"Nobody takes the soul form seriously," Marvin Gaye once said. According to him, black musicians who imbedded meaningful lyrics into their material only confused their audiences. However, as doo-wop harmonies and jitterbug fever ruled popular music in 1958, another wind was blowing in an Atlantic City bar called the Midtown. For the last four years, a mysterious lounge pianist had been playing an incomparable blend of jazz, folk, blues, and standards woven together with the poise and grace of a classical musician. Nina Simone—a stage name conceived to hide Eunice Waymon from her mother's disapproval—found herself creating a legacy that would affect not just music history but also social movements.
Pier 62/63, Friday, August 21
Born in Tryon, North Carolina, in December 1932, Eunice virtually moved from womb to keyboard. Praised by an equally dynamic family, it was only a matter of time before she began accompanying her mother, an outspoken minister who traveled for the Methodist church. Despite her dim view of secular music, Mary Waymon enrolled her daughter in piano lessons with the help of a benevolent employer, in hopes of nurturing America's first black concert pianist. While many children her age might have crumbled under the weight of such high expectations, Eunice flourished.
Graduating from high school as valedictorian in 1950, the pianist's passion was Beethoven, Czerny, and Liszt. The opportunity for further musical study beckoned, and Eunice left for New York City's prestigious Julliard School of Music. Setting up residence in Harlem with a preacher friend of her mother's, she was amazed by the neighborhood's tough exuberance. After a year at Julliard, she applied to the Curtis Institute in Philadelphia, where her family had relocated.
The plan floundered when Curtis declared her Not Good Enough. Friends later suggested the rejection had more to do with the color of her skin than her interpretation of Bach. Eunice was devastated on every level, deliberately taking jobs that were monotonous and unrelated to music. However, the reality of her talent and passion didn't remain suppressed. With encouragement from her older brother and her piano teacher, she began accompanying a local singing instructor, teaching popular hits and standards to teenagers with questionable ability. Eventually she held her own tutorials in her storefront apartment, which doubled as a practice space.
When a student bragged about his cushy summer booking talent for an Atlantic City bar and grill, Eunice's ambitions to perform were ignited. That 1956 summer saw the birth of Nina Simone. Although the name fit, the club environment was less comfortable.
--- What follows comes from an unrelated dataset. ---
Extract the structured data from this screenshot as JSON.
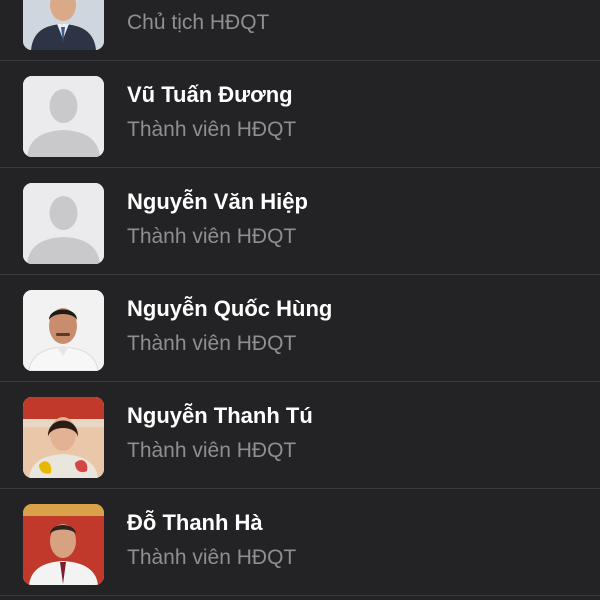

Offered a drink at an early gig, she asked for milk, proceeding to sip it elegantly at the bar.
By 1958 she was playing New York clubs and concert halls with two albums behind her, riding on the success of her winsome rendition of George Gershwin's "I Loves You, Porgy." Despite her success in the jazz medium, she longed for the civilities of the classical milieu. Simone's first (and last) performance before the notoriously difficult Apollo Theater crowd was interrupted by a lesson in manners, which she delivered sternly.
Nina continued to make the rules. She created her own territory, defying categorization. Whether singing popular standards or her own songs, she delivers every line with conviction. When she sings, "My back is strong/Strong enough to take the pain again" (from "Four Women") she speaks for herself, for every woman, and then some.
She derived much of her early strength from her association with influential thinkers like Langston Hughes. James Baldwin, Lorraine Hansberry, and LeRoi Jones (Amiri Baraka). These people became Nina's spiritual and social backbone in a time when social change loomed.
Her own songs echoed these connections. Nina had viewed protest songs as tepid and unintelligent, but the torrid '60s moved her beyond the point of simple intolerance, and she began to sing for the civil rights movement. She penned the anthemic "To Be Young, Gifted, and Black" in response to Hansberry's untimely death from cancer. Likewise, "Mississippi Goddamn" was written to protest the murder of Medgar Evers. (Both of these songs appear on a brand-new double-CD, The Very Best of Nina Simone: Sugar in My Bowl 19671972, which also includes several previously unreleased tracks.)
Thirty years later, the fire remains in Nina Simone, but the optimism is gone. She bemoans the fate of her people, loathes rap music, and sympathizes with Michael Jackson. Long ago, she retreated to Africa and the Caribbean. Now she scuba dives in the south of France, claiming to love the sea more than music. Yet when her incomparable jazz partitas wash over us, her claims are hard to believe.